= Exercise directions =
Consider the records below. How many of their lines include the word "screenshot"? State the number and nothing else.

(Data excerpts)
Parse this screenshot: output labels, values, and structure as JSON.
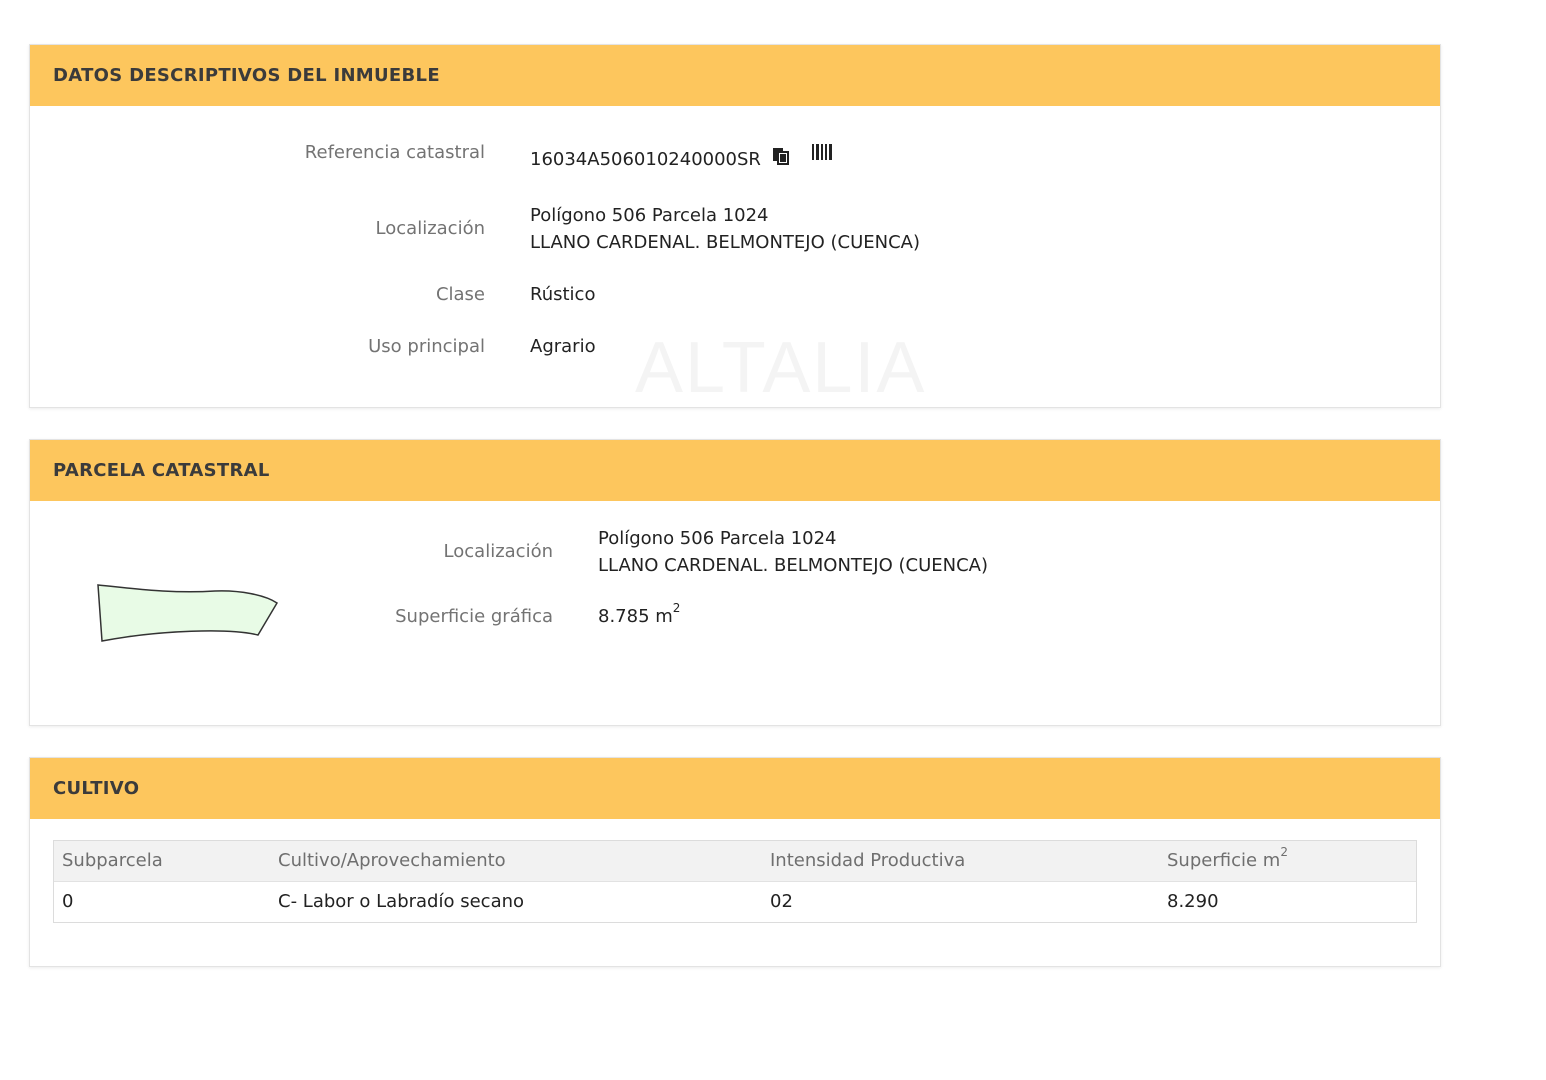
{
  "inmueble": {
    "header": "DATOS DESCRIPTIVOS DEL INMUEBLE",
    "referencia_label": "Referencia catastral",
    "referencia_value": "16034A506010240000SR",
    "localizacion_label": "Localización",
    "localizacion_line1": "Polígono 506 Parcela 1024",
    "localizacion_line2": "LLANO CARDENAL. BELMONTEJO (CUENCA)",
    "clase_label": "Clase",
    "clase_value": "Rústico",
    "uso_label": "Uso principal",
    "uso_value": "Agrario",
    "watermark": "ALTALIA"
  },
  "parcela": {
    "header": "PARCELA CATASTRAL",
    "localizacion_label": "Localización",
    "localizacion_line1": "Polígono 506 Parcela 1024",
    "localizacion_line2": "LLANO CARDENAL. BELMONTEJO (CUENCA)",
    "superficie_label": "Superficie gráfica",
    "superficie_value": "8.785 m",
    "superficie_exp": "2",
    "shape_fill": "#e8fbe6",
    "shape_stroke": "#333333"
  },
  "cultivo": {
    "header": "CULTIVO",
    "columns": [
      "Subparcela",
      "Cultivo/Aprovechamiento",
      "Intensidad Productiva",
      "Superficie m"
    ],
    "column_exp": "2",
    "rows": [
      [
        "0",
        "C- Labor o Labradío secano",
        "02",
        "8.290"
      ]
    ]
  },
  "colors": {
    "header_bg": "#fdc65d",
    "label": "#737373",
    "value": "#222222"
  },
  "icons": [
    "copy-icon",
    "barcode-icon"
  ]
}
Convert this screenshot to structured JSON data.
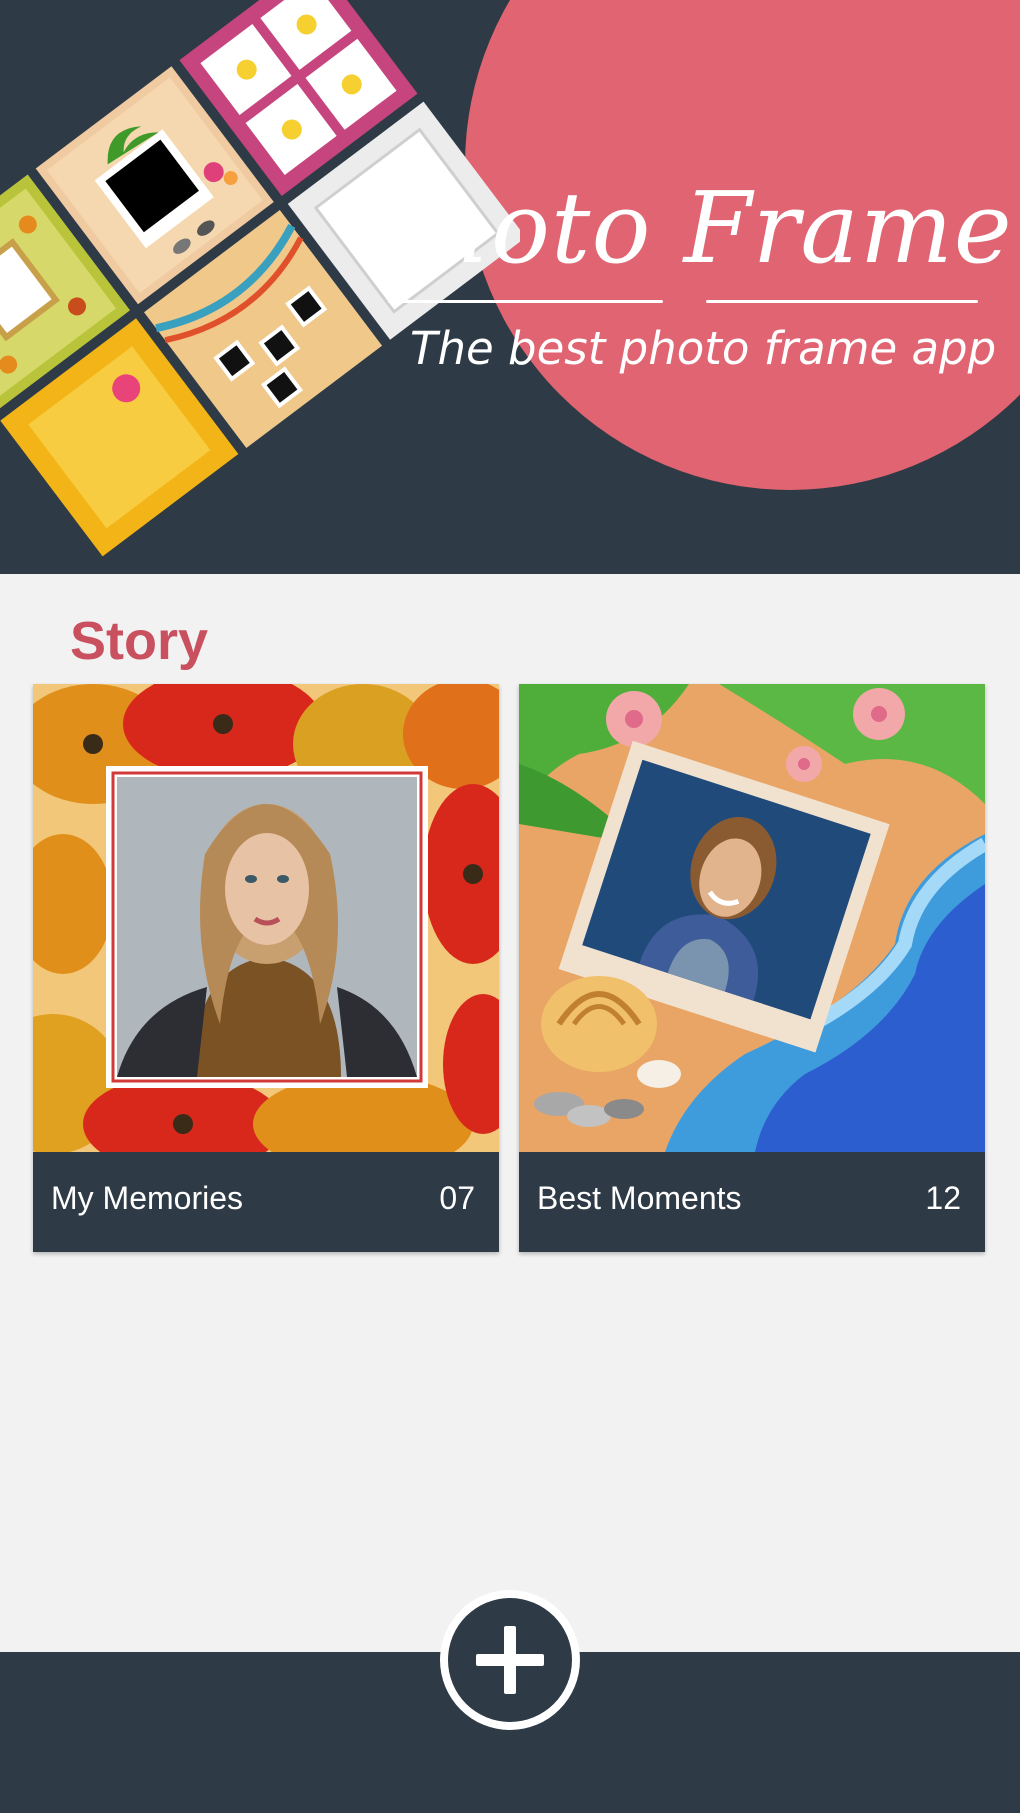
{
  "header": {
    "app_title": "Photo Frame",
    "app_subtitle": "The best photo frame app"
  },
  "story": {
    "section_title": "Story",
    "albums": [
      {
        "name": "My Memories",
        "count": "07"
      },
      {
        "name": "Best Moments",
        "count": "12"
      }
    ]
  },
  "actions": {
    "add_icon": "plus-icon"
  },
  "colors": {
    "header_bg": "#2e3a45",
    "accent": "#e06471",
    "section_title": "#c9505f",
    "page_bg": "#f2f2f2"
  }
}
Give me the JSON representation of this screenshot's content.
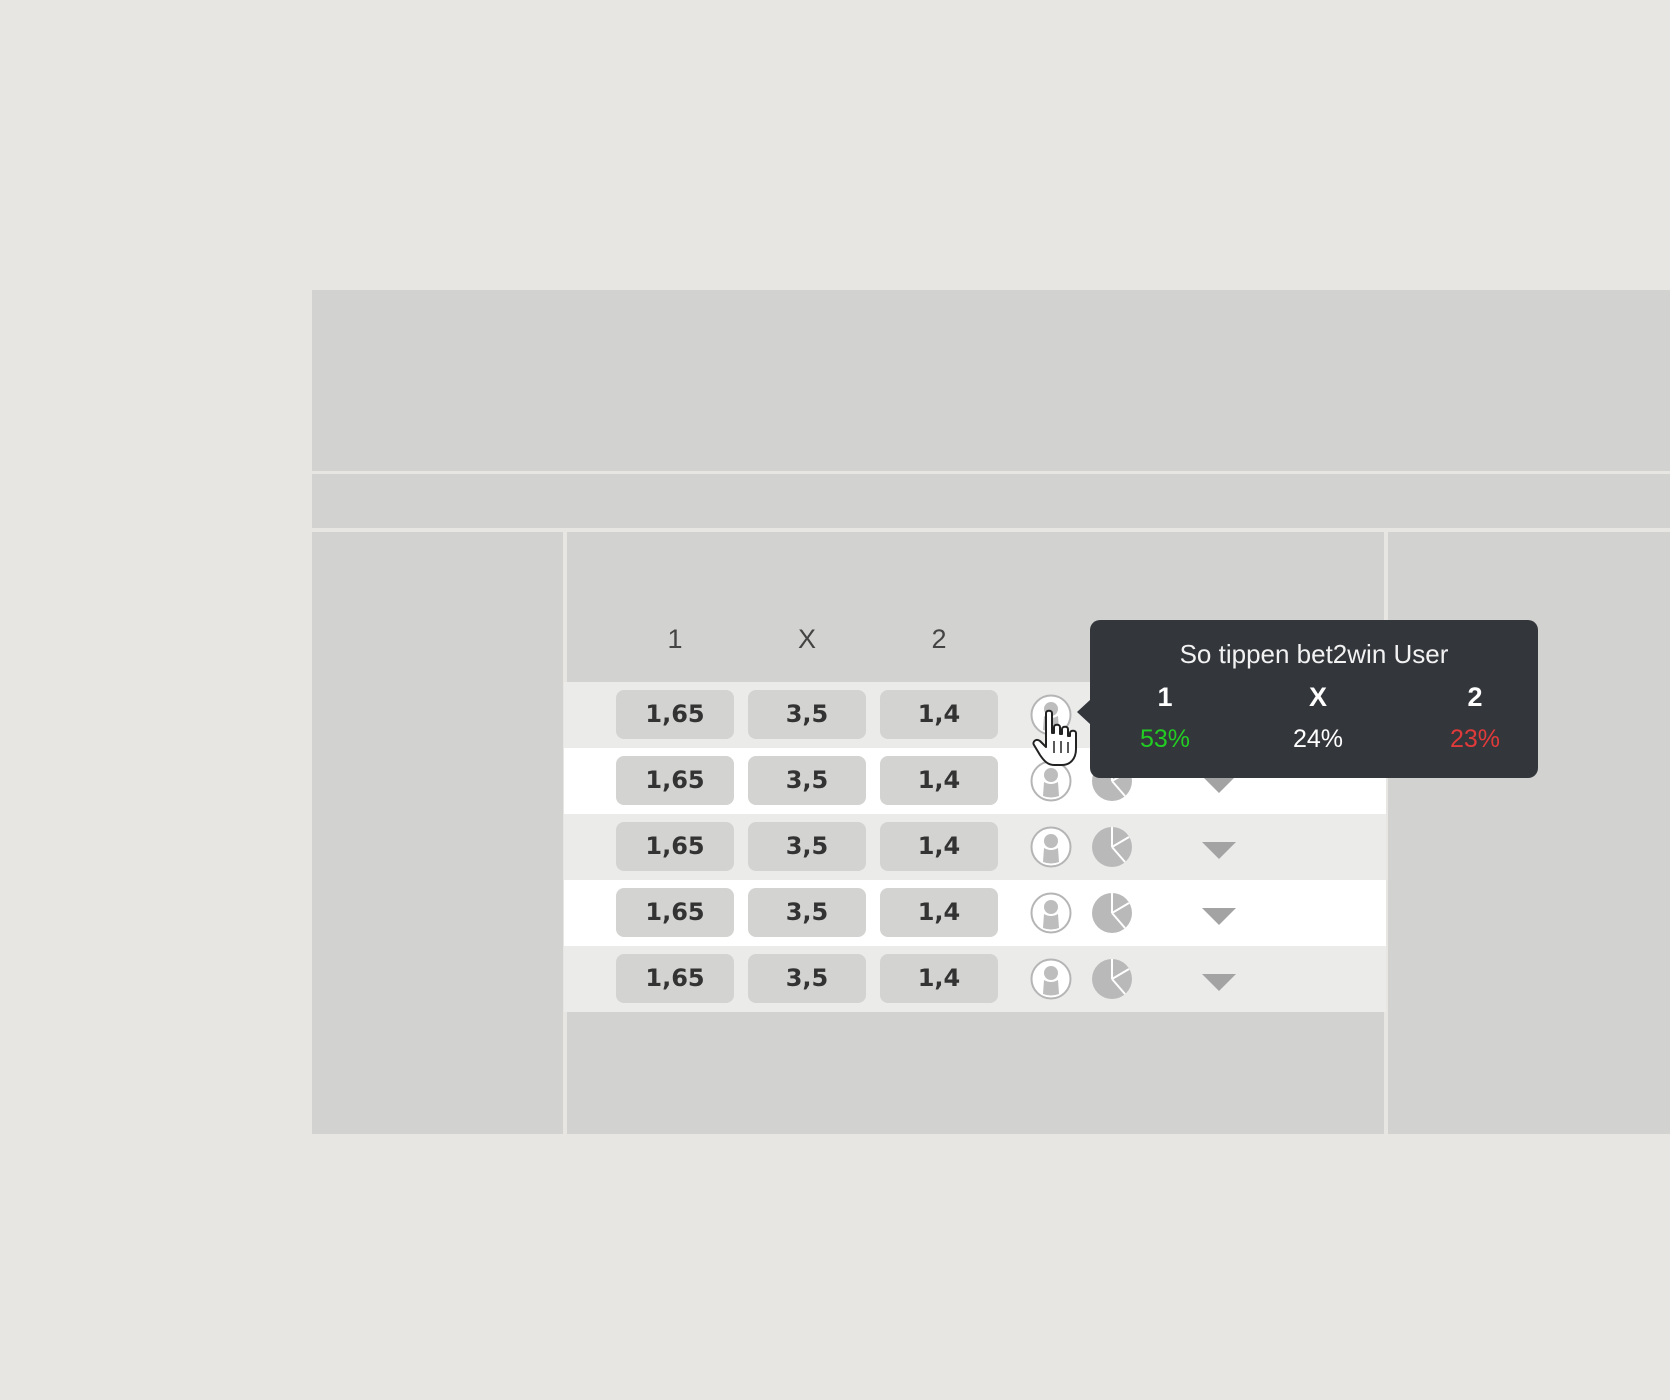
{
  "table": {
    "headers": [
      "1",
      "X",
      "2"
    ],
    "rows": [
      {
        "odd1": "1,65",
        "oddx": "3,5",
        "odd2": "1,4"
      },
      {
        "odd1": "1,65",
        "oddx": "3,5",
        "odd2": "1,4"
      },
      {
        "odd1": "1,65",
        "oddx": "3,5",
        "odd2": "1,4"
      },
      {
        "odd1": "1,65",
        "oddx": "3,5",
        "odd2": "1,4"
      },
      {
        "odd1": "1,65",
        "oddx": "3,5",
        "odd2": "1,4"
      }
    ],
    "row_icons": [
      "user-icon",
      "pie-chart-icon",
      "chevron-down-icon"
    ]
  },
  "tooltip": {
    "title": "So tippen bet2win User",
    "columns": [
      {
        "label": "1",
        "value": "53%",
        "color": "#22cc22"
      },
      {
        "label": "X",
        "value": "24%",
        "color": "#ffffff"
      },
      {
        "label": "2",
        "value": "23%",
        "color": "#e03a3a"
      }
    ]
  },
  "colors": {
    "background": "#e7e6e2",
    "panel": "#d2d2d0",
    "row_alt": "#ebebea",
    "tooltip_bg": "#33363b"
  }
}
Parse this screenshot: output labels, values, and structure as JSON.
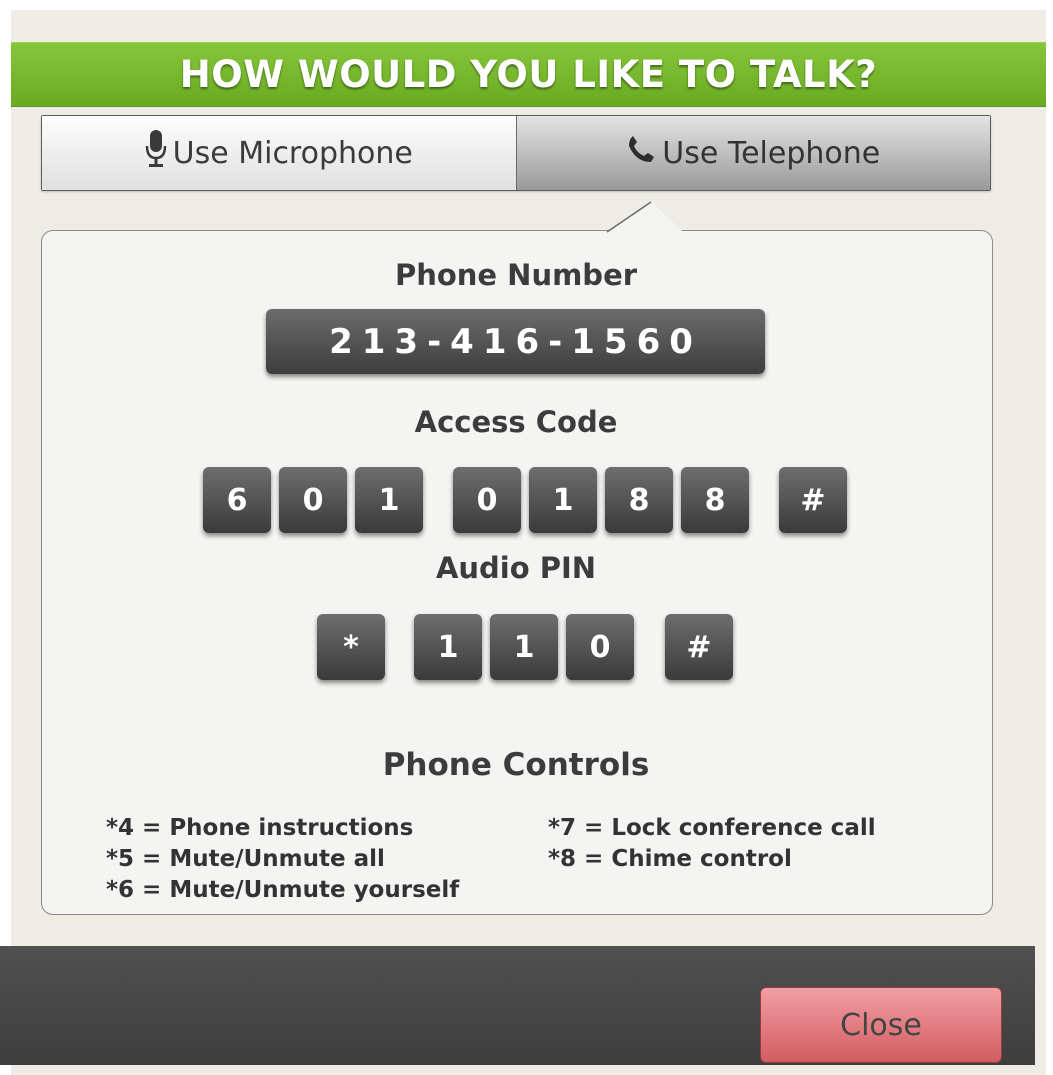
{
  "dialog": {
    "title": "HOW WOULD YOU LIKE TO TALK?",
    "accent_color": "#7dbb32"
  },
  "tabs": [
    {
      "label": "Use Microphone",
      "icon": "microphone-icon",
      "selected": false
    },
    {
      "label": "Use Telephone",
      "icon": "telephone-icon",
      "selected": true
    }
  ],
  "phone": {
    "label": "Phone Number",
    "number": "213-416-1560"
  },
  "access_code": {
    "label": "Access Code",
    "keys": [
      "6",
      "0",
      "1",
      "0",
      "1",
      "8",
      "8",
      "#"
    ]
  },
  "audio_pin": {
    "label": "Audio PIN",
    "keys": [
      "*",
      "1",
      "1",
      "0",
      "#"
    ]
  },
  "controls": {
    "label": "Phone Controls",
    "items": [
      "*4 = Phone instructions",
      "*5 = Mute/Unmute all",
      "*6 = Mute/Unmute yourself",
      "*7 = Lock conference call",
      "*8 = Chime control"
    ]
  },
  "footer": {
    "close_label": "Close",
    "close_color": "#e07a80"
  }
}
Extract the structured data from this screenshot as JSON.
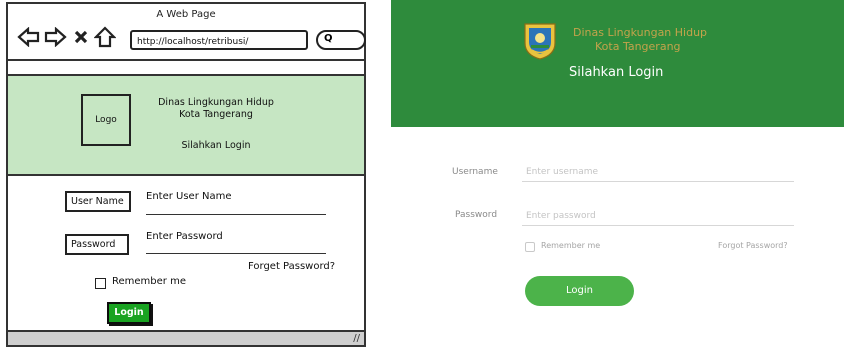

= Answer space =
5